A Budget circular issued by the finance ministry on Thursday said, “There will henceforth be no Five-Year Plan post the 12th Plan.” The circular basically justified the need for doing away with Plan and non-Plan classification of government expenditure and replacing it with revenue and capital break-up.
There were indications that the Five-Year Plans would be scrapped once the Planning Commission was replaced with the Niti Aayog from January 1, 2015.
However, Niti Aayog will come up with a review of the 12th Five-Year Plan. It will not be a mid-term review, but an assessment of the first four years of the Plan, which means a period between 2012-13 and 2015-16, sources said.
The Niti Aayog is already preparing 15-year vision document that will replace the Five-Year Plan from the next financial year.
This will be framed keeping in mind the country's social goals and the sustainable development agenda. There will also be a seven-year National Development Agenda which will lay down the schemes, programmes and strategies to achieve the long-term vision. Officials said the National Development Agenda will be reviewed after a gap of every three years to ensure that it was aligned with financial needs and requirements.
For the first Development Agenda, the review would be done in 2019-20, in line with the termination year of the 14th Finance Commission. The National Development Agenda will also deal with issues related to internal security, defence and external affairs. The Five-Year Plans first started in 1951 under the country's first prime minister Jawaharlal Nehru. In July 1951, the Planning Commission presented a draft outline of a plan of development for the period of five years, starting from April 1951.

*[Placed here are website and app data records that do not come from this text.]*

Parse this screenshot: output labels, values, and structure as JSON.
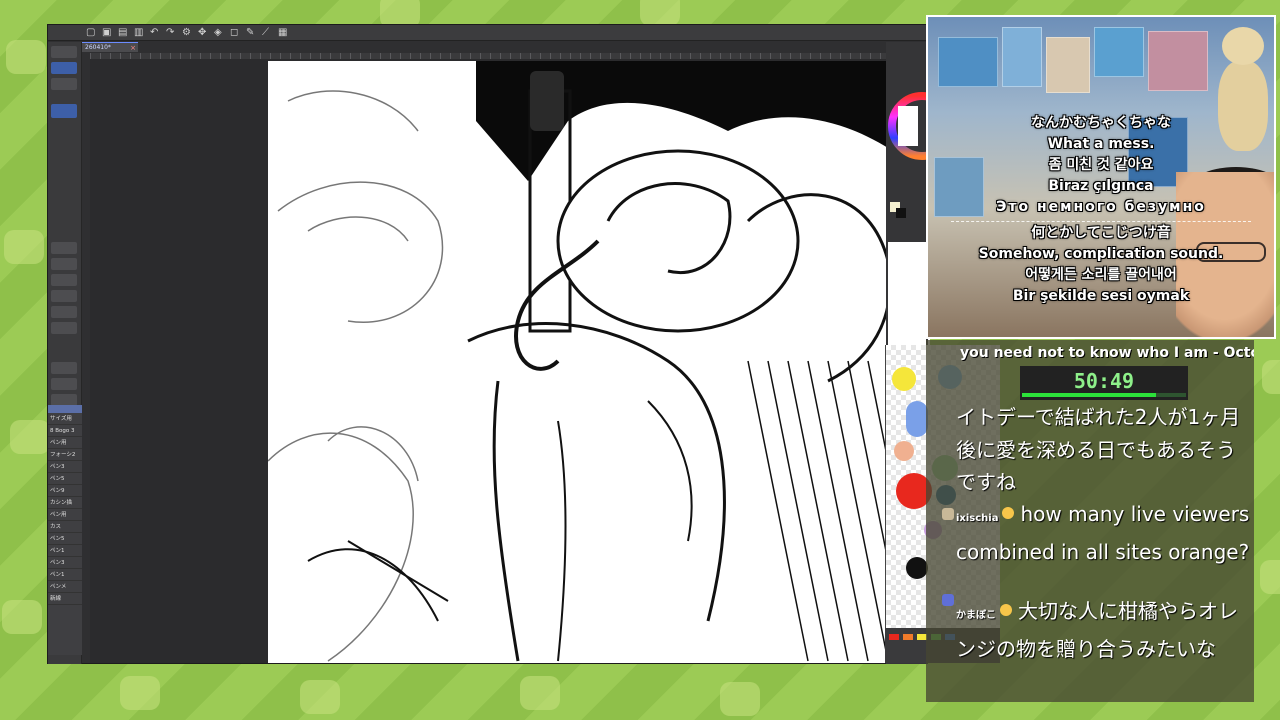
{
  "app": {
    "document_tab": "260410*",
    "sub_tools": [
      "",
      "サイズ用",
      "8 Bogo 3",
      "ペン用",
      "フォーシ2",
      "ペン3",
      "ペン5",
      "ペン9",
      "カシン描",
      "ペン用",
      "カス",
      "ペン5",
      "ペン1",
      "ペン3",
      "ペン1",
      "ペンメ",
      "新線"
    ]
  },
  "webcam": {
    "subtitles_top": [
      "なんかむちゃくちゃな",
      "What a mess.",
      "좀 미친 것 같아요",
      "Biraz çılgınca",
      "Это немного безумно"
    ],
    "subtitles_bottom": [
      "何とかしてこじつけ音",
      "Somehow, complication sound.",
      "어떻게든 소리를 끌어내어",
      "Bir şekilde sesi oymak"
    ]
  },
  "overlay": {
    "now_playing": "you need not to know who I am - Octop",
    "timer": "50:49",
    "timer_progress": 0.82
  },
  "chat": [
    {
      "user": "",
      "text": "イトデーで結ばれた2人が1ヶ月後に愛を深める日でもあるそうですね"
    },
    {
      "user": "ixischia",
      "text": "how many live viewers combined in all sites orange?"
    },
    {
      "user": "かまぼこ",
      "text": "大切な人に柑橘やらオレンジの物を贈り合うみたいな"
    }
  ],
  "colors": {
    "timer_green": "#8ef08a",
    "timer_bar": "#2ce23a",
    "chat_bg": "#46463299",
    "palette": [
      "#f5e63a",
      "#7aa0e8",
      "#f0b090",
      "#e8281e",
      "#2a6e9e",
      "#c9a0e0",
      "#111111",
      "#8fc8ff",
      "#a0d8a0"
    ]
  }
}
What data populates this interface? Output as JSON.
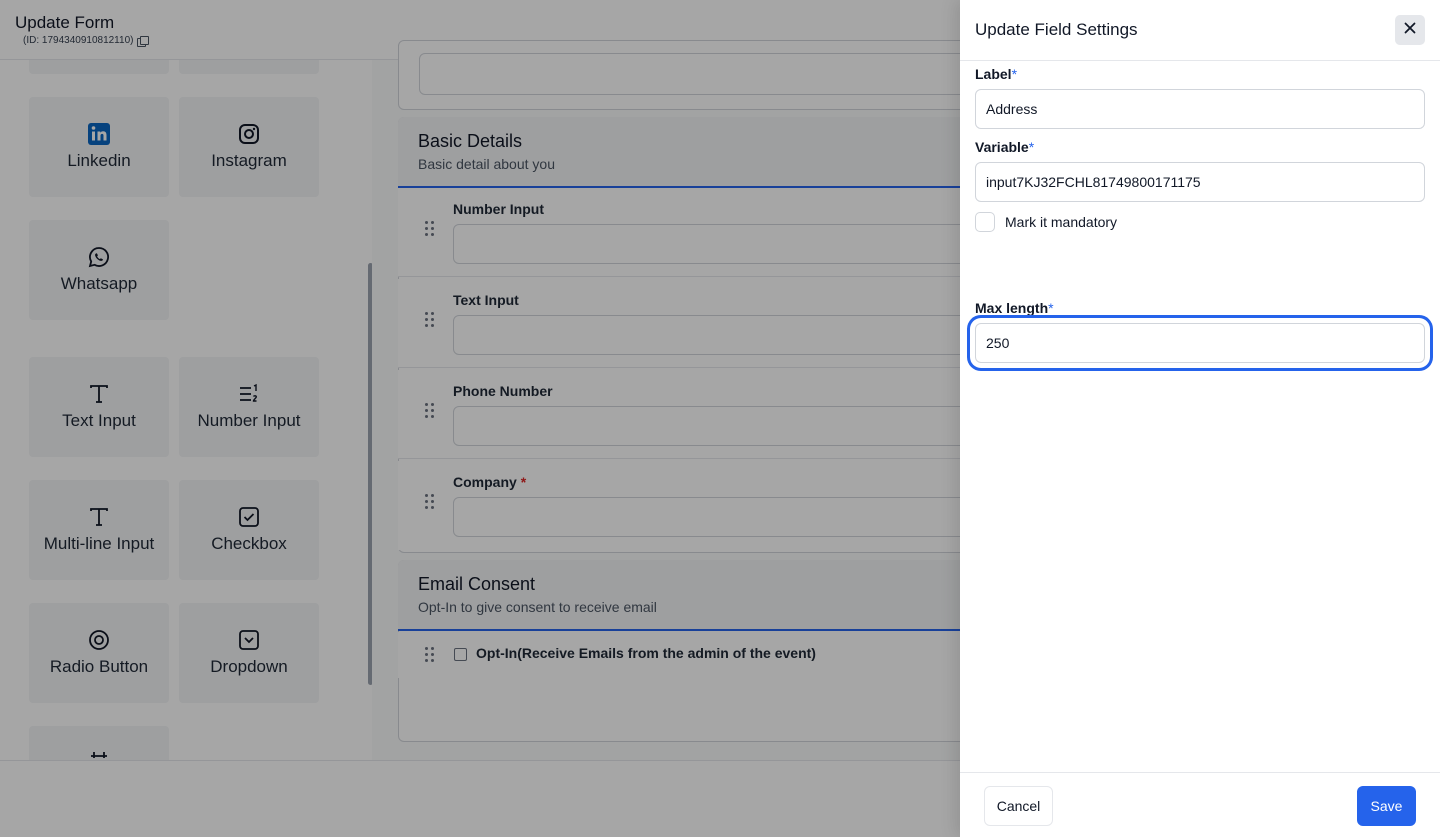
{
  "header": {
    "title": "Update Form",
    "form_id": "(ID: 1794340910812110)"
  },
  "palette": {
    "tiles": [
      {
        "label": "Linkedin",
        "icon": "linkedin-icon"
      },
      {
        "label": "Instagram",
        "icon": "instagram-icon"
      },
      {
        "label": "Whatsapp",
        "icon": "whatsapp-icon"
      },
      {
        "label": "Text Input",
        "icon": "text-icon"
      },
      {
        "label": "Number Input",
        "icon": "number-list-icon"
      },
      {
        "label": "Multi-line Input",
        "icon": "text-icon"
      },
      {
        "label": "Checkbox",
        "icon": "checkbox-icon"
      },
      {
        "label": "Radio Button",
        "icon": "radio-icon"
      },
      {
        "label": "Dropdown",
        "icon": "dropdown-icon"
      }
    ]
  },
  "form": {
    "sections": [
      {
        "title": "Basic Details",
        "description": "Basic detail about you",
        "fields": [
          {
            "label": "Number Input",
            "required": false
          },
          {
            "label": "Text Input",
            "required": false
          },
          {
            "label": "Phone Number",
            "required": false
          },
          {
            "label": "Company",
            "required": true,
            "required_mark": "*"
          }
        ]
      },
      {
        "title": "Email Consent",
        "description": "Opt-In to give consent to receive email",
        "consent_label": "Opt-In(Receive Emails from the admin of the event)"
      }
    ]
  },
  "drawer": {
    "title": "Update Field Settings",
    "close_icon": "close-icon",
    "required_star": "*",
    "label_field": {
      "label": "Label",
      "value": "Address"
    },
    "variable_field": {
      "label": "Variable",
      "value": "input7KJ32FCHL81749800171175"
    },
    "mandatory_checkbox": {
      "label": "Mark it mandatory",
      "checked": false
    },
    "max_length_field": {
      "label": "Max length",
      "value": "250"
    },
    "cancel_label": "Cancel",
    "save_label": "Save"
  },
  "colors": {
    "accent": "#2563eb",
    "required_red": "#dc2626",
    "overlay": "rgba(0,0,0,0.35)"
  }
}
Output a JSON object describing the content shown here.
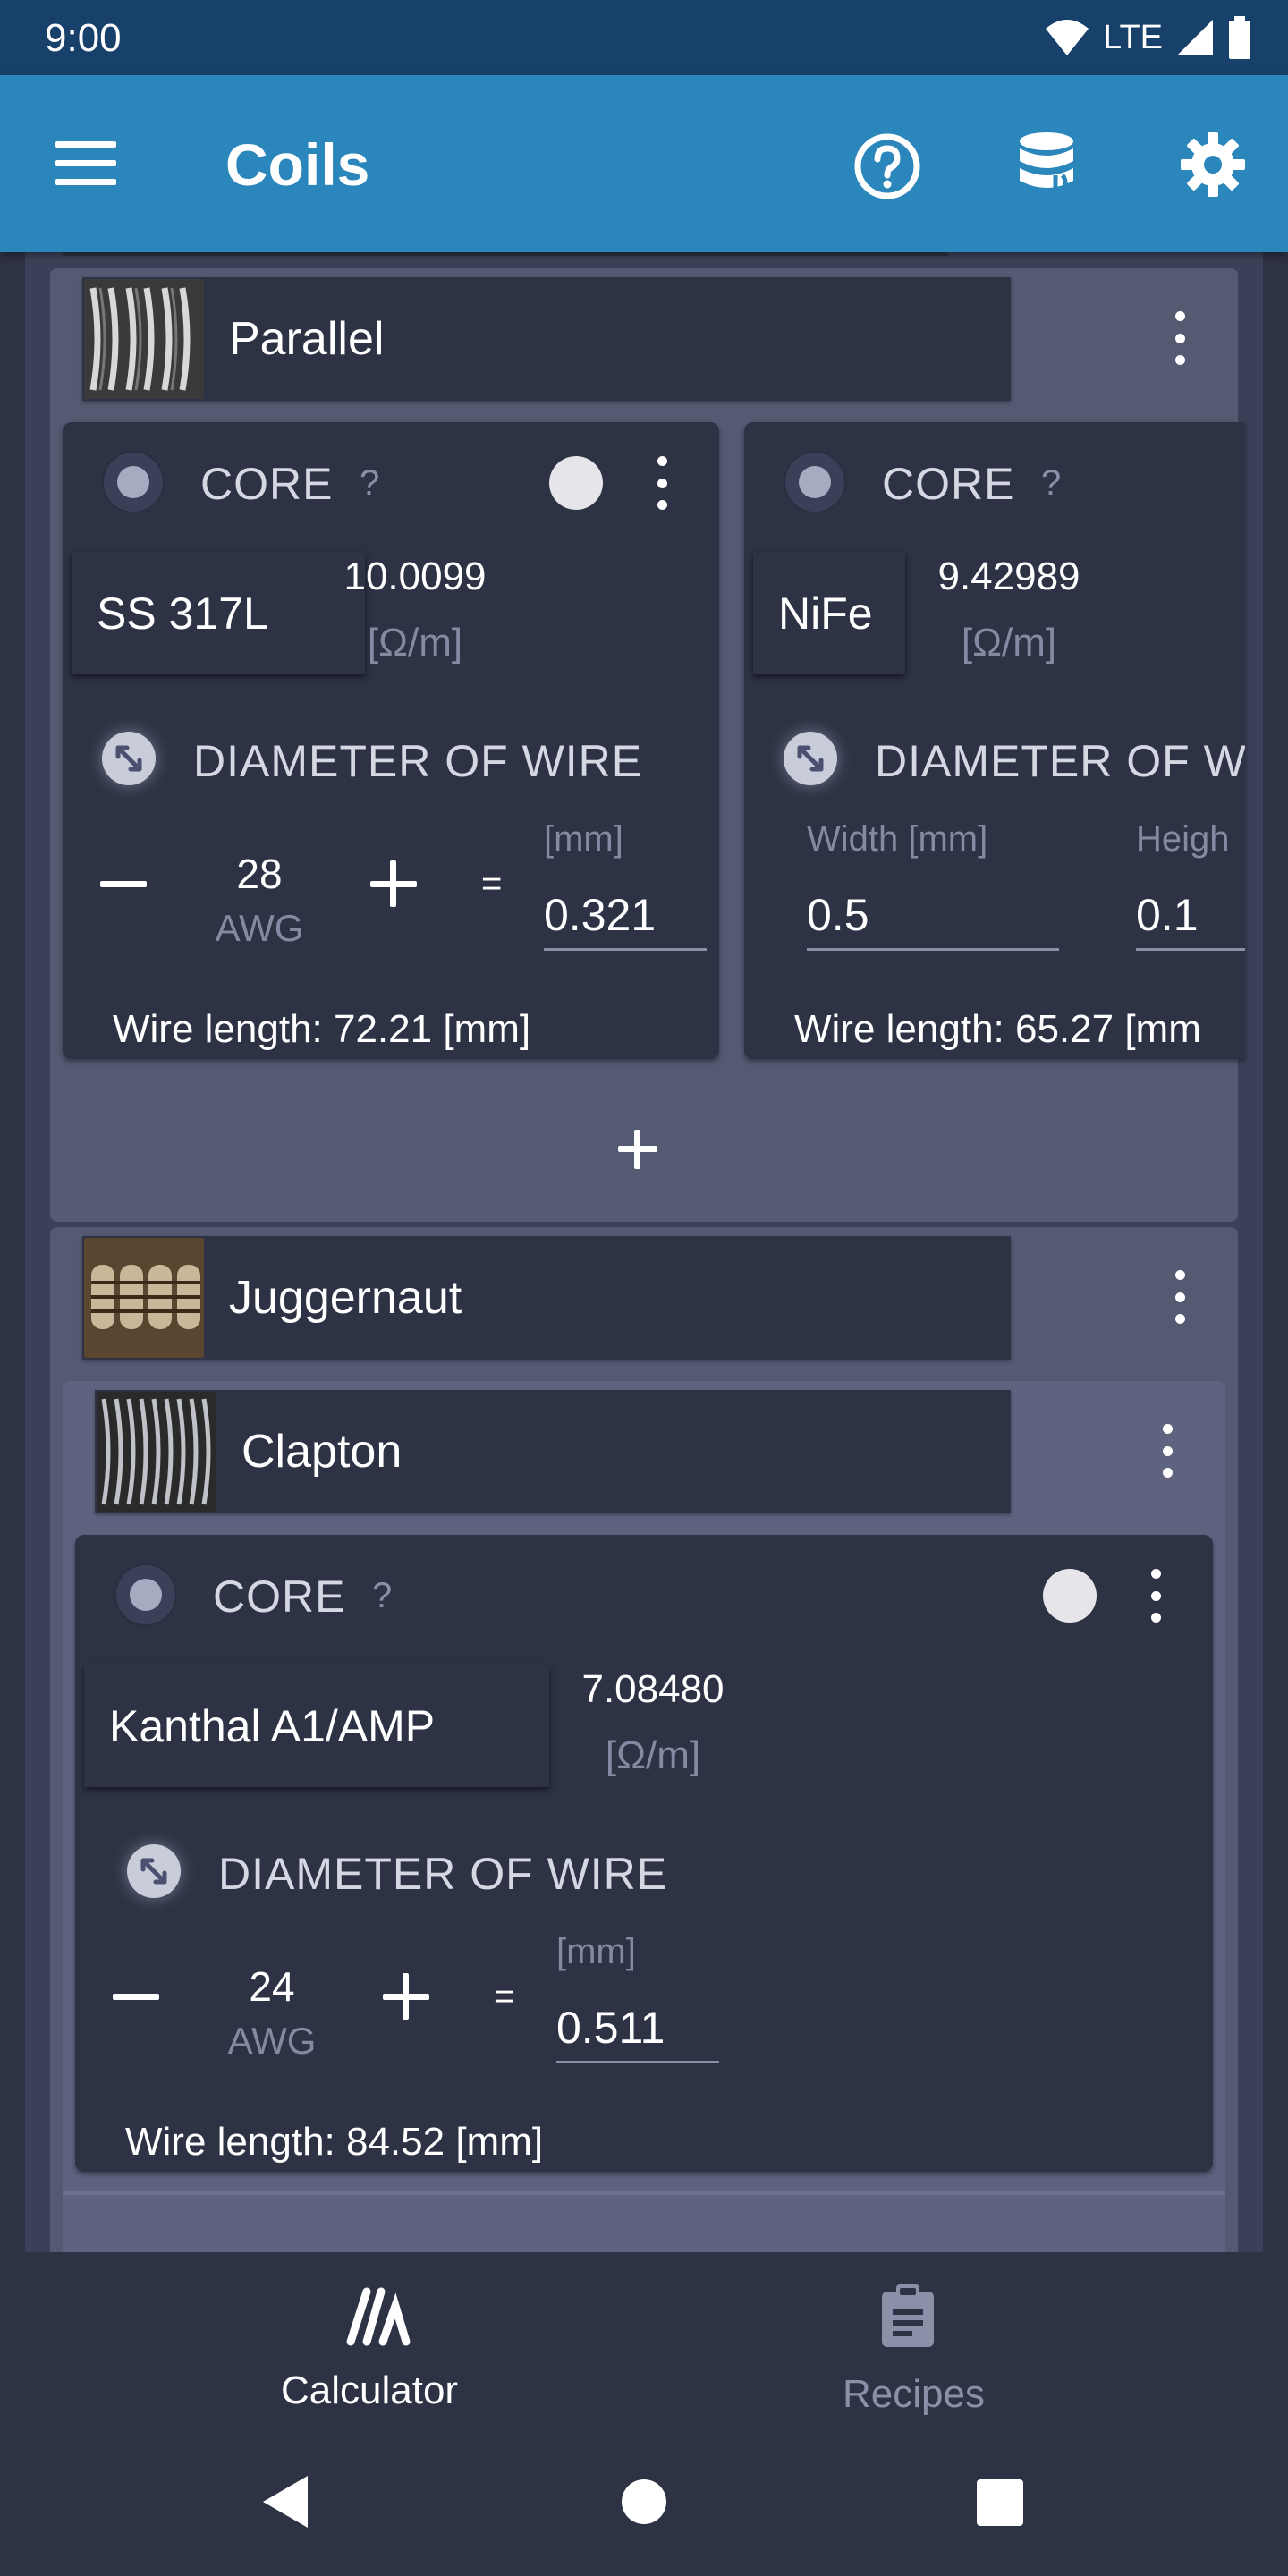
{
  "status_bar": {
    "time": "9:00",
    "network": "LTE"
  },
  "app_bar": {
    "title": "Coils",
    "icons": [
      "menu-icon",
      "help-icon",
      "database-icon",
      "gear-icon"
    ]
  },
  "groups": [
    {
      "name": "Parallel",
      "wires": [
        {
          "core_label": "CORE",
          "help": "?",
          "material": "SS 317L",
          "resistance": "10.0099",
          "resistance_unit": "[Ω/m]",
          "diameter_label": "DIAMETER OF WIRE",
          "awg": "28",
          "awg_unit": "AWG",
          "equals": "=",
          "mm_unit": "[mm]",
          "diameter_value": "0.321",
          "wire_length": "Wire length: 72.21 [mm]"
        },
        {
          "core_label": "CORE",
          "help": "?",
          "material": "NiFe",
          "resistance": "9.42989",
          "resistance_unit": "[Ω/m]",
          "diameter_label": "DIAMETER OF W",
          "width_label": "Width [mm]",
          "width_value": "0.5",
          "height_label": "Heigh",
          "height_value": "0.1",
          "wire_length": "Wire length: 65.27 [mm"
        }
      ]
    },
    {
      "name": "Juggernaut",
      "subgroup": {
        "name": "Clapton",
        "wire": {
          "core_label": "CORE",
          "help": "?",
          "material": "Kanthal A1/AMP",
          "resistance": "7.08480",
          "resistance_unit": "[Ω/m]",
          "diameter_label": "DIAMETER OF WIRE",
          "awg": "24",
          "awg_unit": "AWG",
          "equals": "=",
          "mm_unit": "[mm]",
          "diameter_value": "0.511",
          "wire_length": "Wire length: 84.52 [mm]"
        }
      }
    }
  ],
  "bottom_nav": {
    "items": [
      {
        "label": "Calculator",
        "icon": "calculator-icon",
        "active": true
      },
      {
        "label": "Recipes",
        "icon": "clipboard-icon",
        "active": false
      }
    ]
  },
  "colors": {
    "app_bar": "#2a86bb",
    "status_bar": "#17406a",
    "card": "#2d3244",
    "background": "#3b4058"
  }
}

Since then, India regularly had Five-Year Plans till the 12th one, which ends this year, except 1966-69, when the five-year Plans were replaced with annual Plans. There were no Five-Year Plans in 1979-80 and 1990 to 1992..